This Day in Labor History: October 23, 1995. John Sweeney won the election to become president of the AFL-CIO. Let's talk about this huge shift in the federation's leadership and how it was perhaps too little, too late.
First, sorry this is so late in the day. I am completely overwhelmed with teaching duties and grading right now, so these threads have been less frequent lately. Alas.
It’s hard to express enough contempt for the AFL-CIO in the forty years after the 1955 merger to Sweeney’s victory in 1995. In that time, there were only two heads of the federation: George Meany and Lane Kirkland.
As my Civil War course for the spring fills up, I wonder how many students will be shocked that this is a course on the central event of the Black Freedom Struggle far more than military stuff?
As Ta-Nehisi Coates once noted, black students don't take Civil War courses because they think of it as white history. And that definitely fits my experience. It's always kind of a bummer. But my nearly all-white Civil War courses need to hear this too.
Of course, the Civil War is also the central event in the genocide of Native peoples on the Plains and in the West, which I will also cover more than ever as the literature on this grows. And it was the same people who were ending slavery and exterminating Native peoples.
This Day in Labor History: October 15, 1990. President George H.W. Bush signed the Radiation Exposure Compensation Act, giving limited compensation to those sickened by Cold War uranium mining. Let's talk about how Native workers have always been marginalized in American work.
With the rise of the nuclear state after 1945, the United States needed steady supplies of uranium. Domestic supplies were preferred where possible.
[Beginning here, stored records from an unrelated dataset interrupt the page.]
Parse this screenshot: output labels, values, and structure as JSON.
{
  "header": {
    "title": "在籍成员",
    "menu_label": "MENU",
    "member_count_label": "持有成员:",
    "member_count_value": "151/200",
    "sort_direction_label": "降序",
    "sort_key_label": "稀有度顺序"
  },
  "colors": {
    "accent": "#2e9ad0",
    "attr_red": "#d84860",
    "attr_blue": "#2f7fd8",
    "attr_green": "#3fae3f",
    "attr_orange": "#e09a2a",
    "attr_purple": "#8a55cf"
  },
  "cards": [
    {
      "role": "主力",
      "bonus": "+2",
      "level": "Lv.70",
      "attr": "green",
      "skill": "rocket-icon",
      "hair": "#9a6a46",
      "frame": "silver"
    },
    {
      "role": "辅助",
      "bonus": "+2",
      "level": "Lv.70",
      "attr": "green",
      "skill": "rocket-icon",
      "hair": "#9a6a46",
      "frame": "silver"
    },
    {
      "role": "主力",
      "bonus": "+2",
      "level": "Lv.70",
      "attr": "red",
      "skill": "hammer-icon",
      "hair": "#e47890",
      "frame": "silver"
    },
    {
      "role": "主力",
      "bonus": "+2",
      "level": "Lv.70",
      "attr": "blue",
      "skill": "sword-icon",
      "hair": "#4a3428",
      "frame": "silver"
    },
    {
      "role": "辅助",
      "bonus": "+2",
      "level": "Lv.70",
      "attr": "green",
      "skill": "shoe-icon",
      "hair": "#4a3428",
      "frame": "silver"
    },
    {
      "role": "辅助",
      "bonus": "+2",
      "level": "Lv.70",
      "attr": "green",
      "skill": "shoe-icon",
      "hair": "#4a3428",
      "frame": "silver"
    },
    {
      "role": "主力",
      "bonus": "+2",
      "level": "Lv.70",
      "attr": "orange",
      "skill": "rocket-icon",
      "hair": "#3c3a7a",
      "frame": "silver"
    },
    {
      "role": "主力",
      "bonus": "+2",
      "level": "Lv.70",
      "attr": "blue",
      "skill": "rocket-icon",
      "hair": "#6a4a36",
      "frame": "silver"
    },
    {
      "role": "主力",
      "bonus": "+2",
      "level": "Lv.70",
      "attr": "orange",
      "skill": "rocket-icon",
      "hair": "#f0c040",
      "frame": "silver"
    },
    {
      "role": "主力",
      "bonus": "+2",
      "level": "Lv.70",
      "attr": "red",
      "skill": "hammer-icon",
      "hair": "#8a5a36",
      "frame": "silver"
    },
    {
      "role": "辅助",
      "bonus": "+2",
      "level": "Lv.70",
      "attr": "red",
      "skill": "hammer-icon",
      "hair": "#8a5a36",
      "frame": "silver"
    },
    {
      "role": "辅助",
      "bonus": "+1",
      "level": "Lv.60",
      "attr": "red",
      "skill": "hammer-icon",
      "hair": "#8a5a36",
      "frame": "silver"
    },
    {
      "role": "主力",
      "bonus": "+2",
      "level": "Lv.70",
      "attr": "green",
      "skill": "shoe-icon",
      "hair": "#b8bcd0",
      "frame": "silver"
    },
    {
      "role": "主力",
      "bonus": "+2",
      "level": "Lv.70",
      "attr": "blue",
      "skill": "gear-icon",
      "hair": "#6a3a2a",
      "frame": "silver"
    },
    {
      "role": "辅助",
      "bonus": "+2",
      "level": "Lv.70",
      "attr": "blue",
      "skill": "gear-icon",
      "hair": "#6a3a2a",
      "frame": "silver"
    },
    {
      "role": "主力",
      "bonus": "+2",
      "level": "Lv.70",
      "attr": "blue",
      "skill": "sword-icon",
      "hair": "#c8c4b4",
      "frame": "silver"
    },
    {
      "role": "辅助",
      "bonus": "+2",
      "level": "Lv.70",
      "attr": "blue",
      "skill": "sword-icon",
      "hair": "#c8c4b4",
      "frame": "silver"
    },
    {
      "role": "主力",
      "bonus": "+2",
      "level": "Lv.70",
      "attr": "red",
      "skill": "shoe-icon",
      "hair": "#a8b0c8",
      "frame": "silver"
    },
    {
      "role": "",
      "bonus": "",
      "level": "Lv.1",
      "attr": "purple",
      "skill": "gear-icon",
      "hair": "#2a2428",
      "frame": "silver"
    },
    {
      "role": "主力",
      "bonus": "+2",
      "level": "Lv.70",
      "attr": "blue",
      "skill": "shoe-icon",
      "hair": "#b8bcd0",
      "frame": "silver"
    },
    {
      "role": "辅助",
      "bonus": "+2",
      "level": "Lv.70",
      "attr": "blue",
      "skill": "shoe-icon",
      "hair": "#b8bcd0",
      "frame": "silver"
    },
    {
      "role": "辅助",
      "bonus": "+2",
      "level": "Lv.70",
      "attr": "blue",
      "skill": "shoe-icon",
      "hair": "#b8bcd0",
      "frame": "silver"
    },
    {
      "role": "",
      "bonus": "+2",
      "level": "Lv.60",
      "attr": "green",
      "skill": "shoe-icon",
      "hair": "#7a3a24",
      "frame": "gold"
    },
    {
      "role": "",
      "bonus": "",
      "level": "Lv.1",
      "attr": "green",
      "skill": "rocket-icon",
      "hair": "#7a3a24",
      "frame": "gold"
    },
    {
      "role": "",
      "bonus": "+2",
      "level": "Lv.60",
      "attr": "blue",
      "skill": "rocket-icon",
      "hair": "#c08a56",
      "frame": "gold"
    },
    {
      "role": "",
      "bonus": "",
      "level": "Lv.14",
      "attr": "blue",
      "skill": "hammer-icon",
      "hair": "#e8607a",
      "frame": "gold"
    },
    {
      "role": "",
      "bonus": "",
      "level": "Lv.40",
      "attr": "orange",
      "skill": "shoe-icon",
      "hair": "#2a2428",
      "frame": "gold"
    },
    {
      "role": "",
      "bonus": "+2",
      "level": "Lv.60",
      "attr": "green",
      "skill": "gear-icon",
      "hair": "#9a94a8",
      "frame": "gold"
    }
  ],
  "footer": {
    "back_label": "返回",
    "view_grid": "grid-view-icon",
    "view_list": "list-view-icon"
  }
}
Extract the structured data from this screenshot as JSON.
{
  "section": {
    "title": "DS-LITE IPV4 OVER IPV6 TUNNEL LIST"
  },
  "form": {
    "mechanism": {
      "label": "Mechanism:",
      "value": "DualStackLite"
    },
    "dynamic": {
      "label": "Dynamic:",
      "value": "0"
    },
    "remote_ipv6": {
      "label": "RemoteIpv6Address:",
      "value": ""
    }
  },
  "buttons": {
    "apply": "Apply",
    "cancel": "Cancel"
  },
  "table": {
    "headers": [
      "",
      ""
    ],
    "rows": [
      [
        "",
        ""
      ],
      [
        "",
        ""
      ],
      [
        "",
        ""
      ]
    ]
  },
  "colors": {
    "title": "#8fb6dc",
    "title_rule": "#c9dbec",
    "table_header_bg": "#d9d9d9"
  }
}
The one part of the United States with significant uranium deposits is in the Southwest, particularly in the Four Corners area.
Most of this land, at least in Arizona and New Mexico, was on the gigantic Navajo reservation, a deeply impoverished area granted to the Navajo first in 1868 after the disastrous attempt to move them to Fort Sumner, New Mexico and then expanded over the decades.
This Day in Labor History: October 11, 1979. OSHA fined the chemical company American Cyanamid $10,000 for coercing women workers into sterilization if they wanted to work in jobs where they would be exposed to lead and chemicals. Let's talk about this horrible job discrimination
During the 1970s, two trends coincided that forced highly polluting dangerous industries onto the defensive. The first was the rise of environmentalism that included keeping workers healthy.
The creation of OSHA in 1971 was a key moment in this history, as the federal government now, at least in theory, took responsibility for making sure workers were safe from hazardous chemicals and other health risks on the job.
This Day in Labor History: October 10, 1917. Police shut down New Orleans' red light district, Storyville. Let's talk about how sex workers are workers and the moralistic shame these workers have had to put up with forever.
First and foremost, prostitutes and other people in the sex industry are workers no different than the rest of us. They usually have a very crappy job, yes. But it is a job. It is an economic choice. Often, it is an economic choice made by an economy that gives women few options.
The moralistic condemnation of these workers is another way we divide the working class in ways that hurt all workers. It is unacceptable, in 1917 and in 2018. We need to make these jobs safer and provide people with more economic options.